New research from Washington University in St. Louis may explain why those with blood type O become more severely ill from cholera.

According to the World Health Organization (WHO), cholera sickens 3 to 5 million individuals every year, and causes 100,000—120,000 deaths worldwide. For those infected who also have blood type O, the disease is likely to be more severe.

Many investigators have confirmed the link between Cholera and individuals with blood type O, since the association was first recognized in 1977. Although people with blood type O are not at greater risk of being infected with Vibrio cholerae, it may have an impact on the severity of the disease.

Researchers from Washington University in St. Louis believe, “It is also very likely that the association between severe cholera and blood type O has impacted our evolutionary history. The lowest prevalence of the O blood group in the world is in the Ganges delta, where cholera has likely been endemic for centuries.”

This suggests that in historically endemic areas, cholera has genetically imprinted itself on those populations. This also means that as cholera spreads to areas where many more people have the blood type O, the severity of cholera will be higher.

James Fleckenstein, MD, senior author and associate professor of medicine and molecular microbiology at Washington University in St. Louis, and colleagues have made strides in understanding the association between blood group and cholera severity. Studying “the effect of cholera toxin on enteroids—a cell culture model derived from ileal and colonic stem cells”—allowed the team to “compare responses of cholera toxin-stimulated enteroids in blood type O donors and responses of identically stimulated enteroids” from donors with blood type A.

The researchers found a “significantly greater cyclic adenosine monophosphate response to cholera toxin in enteroids derived from blood type O stem cells. [They] then demonstrated a similar effect after converting a blood type A-derived cell line to a blood type O phenotypic cell, using clustered regularly interspaced short palindromic repeats technology to alter the gene that controls glycosylation of the ABO blood group glycans.”

According to the researchers, these “results provide convincing evidence that cholera toxin exerts a more potent effect on cells expressing blood type O-associated glycan.” Given the “epidemiologic observation that blood type O” only makes the disease more severe, and does not put a person in the blood group O at higher risk for infection, this fits, however it does not identify a precise mechanism by which cholera toxin induces such a severe response.
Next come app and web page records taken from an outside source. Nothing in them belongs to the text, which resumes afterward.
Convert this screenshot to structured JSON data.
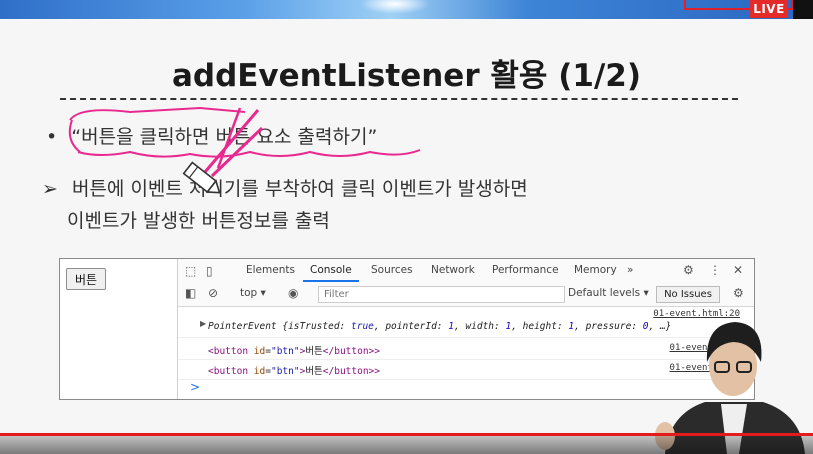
{
  "stream": {
    "live_label": "LIVE"
  },
  "slide": {
    "title": "addEventListener 활용 (1/2)",
    "bullet1_mark": "•",
    "bullet1": "“버튼을 클릭하면 버튼 요소 출력하기”",
    "bullet2_mark": "➢",
    "bullet2_line1": "버튼에 이벤트 처리기를 부착하여 클릭 이벤트가 발생하면",
    "bullet2_line2": "이벤트가 발생한 버튼정보를 출력"
  },
  "demo": {
    "button_label": "버튼"
  },
  "devtools": {
    "tabs": [
      "Elements",
      "Console",
      "Sources",
      "Network",
      "Performance",
      "Memory"
    ],
    "more_tabs": "»",
    "active_tab": "Console",
    "context": "top ▾",
    "filter_placeholder": "Filter",
    "levels": "Default levels ▾",
    "issues": "No Issues",
    "logs": [
      {
        "source": "01-event.html:20"
      },
      {
        "source": "01-event.html"
      },
      {
        "source": "01-event.html"
      }
    ],
    "pointer_event": {
      "name": "PointerEvent",
      "isTrusted": "true",
      "pointerId": "1",
      "width": "1",
      "height": "1",
      "pressure": "0"
    },
    "button_html": {
      "tag_open": "<button",
      "attr": "id",
      "value": "\"btn\"",
      "text": "버튼",
      "tag_close": "</button>"
    },
    "prompt": ">"
  },
  "colors": {
    "accent": "#1a73e8",
    "live": "#e52a2a",
    "annotation": "#e8298f"
  }
}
This study coincides with recently published work by Heggelund and his team, who reported the first high resolution crystal structure of cholera toxin bound to A and O blood group glycans. Although that research did not evaluate the cellular response to cholera toxin, the authors showed that the toxin binds to the blood group O in multiple orientations and with greater affinity.

Intriguingly, the ABO blood group determinant is not the primary receptor for cholera toxin. Instead, cellular response to cholera toxin is derived from the high-affinity binding to the cognate GM1 ganglioside receptor.
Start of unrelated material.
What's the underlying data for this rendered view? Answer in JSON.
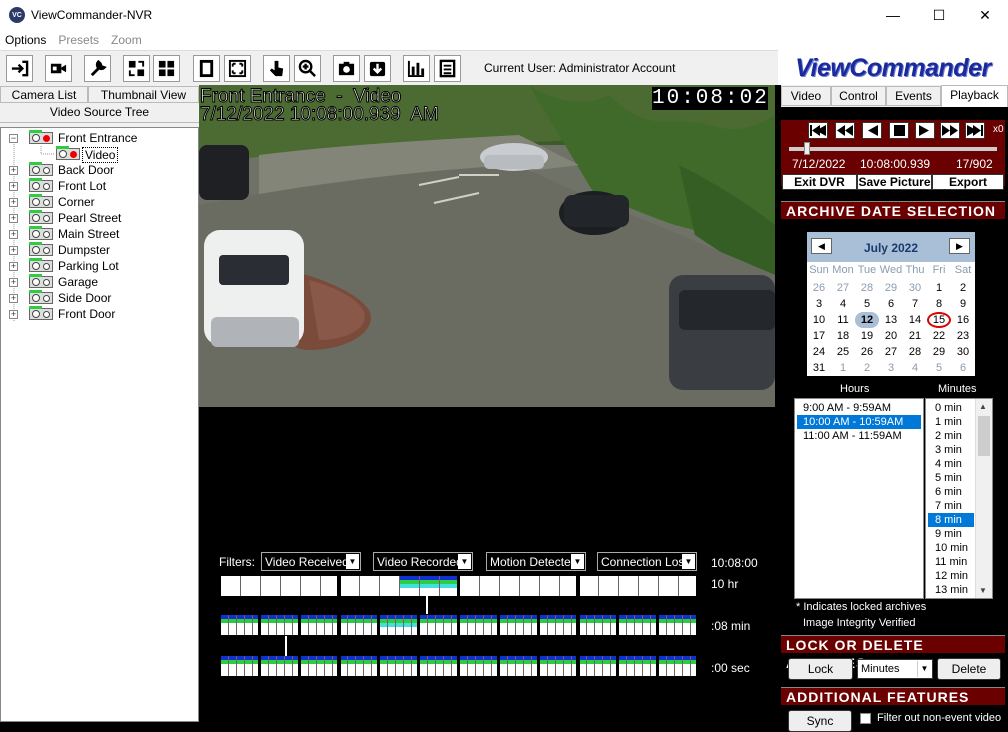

It is still unclear how “affinity and orientation of binding to the ABO-related blood antigens impacts the cellular response to cholera toxin.” However, the authors conclude, “[a]n improved understanding of the molecular mechanisms of this long-observed genetic predisposition to this ancient disease will lead to new approaches for combating this globally important pathogen.”

Editor's note: ContagionLive originally reported that Dr. Fleckenstein was located at Washington State University. That information was incorrect. The article had been updated to reflect his correct institution: Washington University in St. Louis.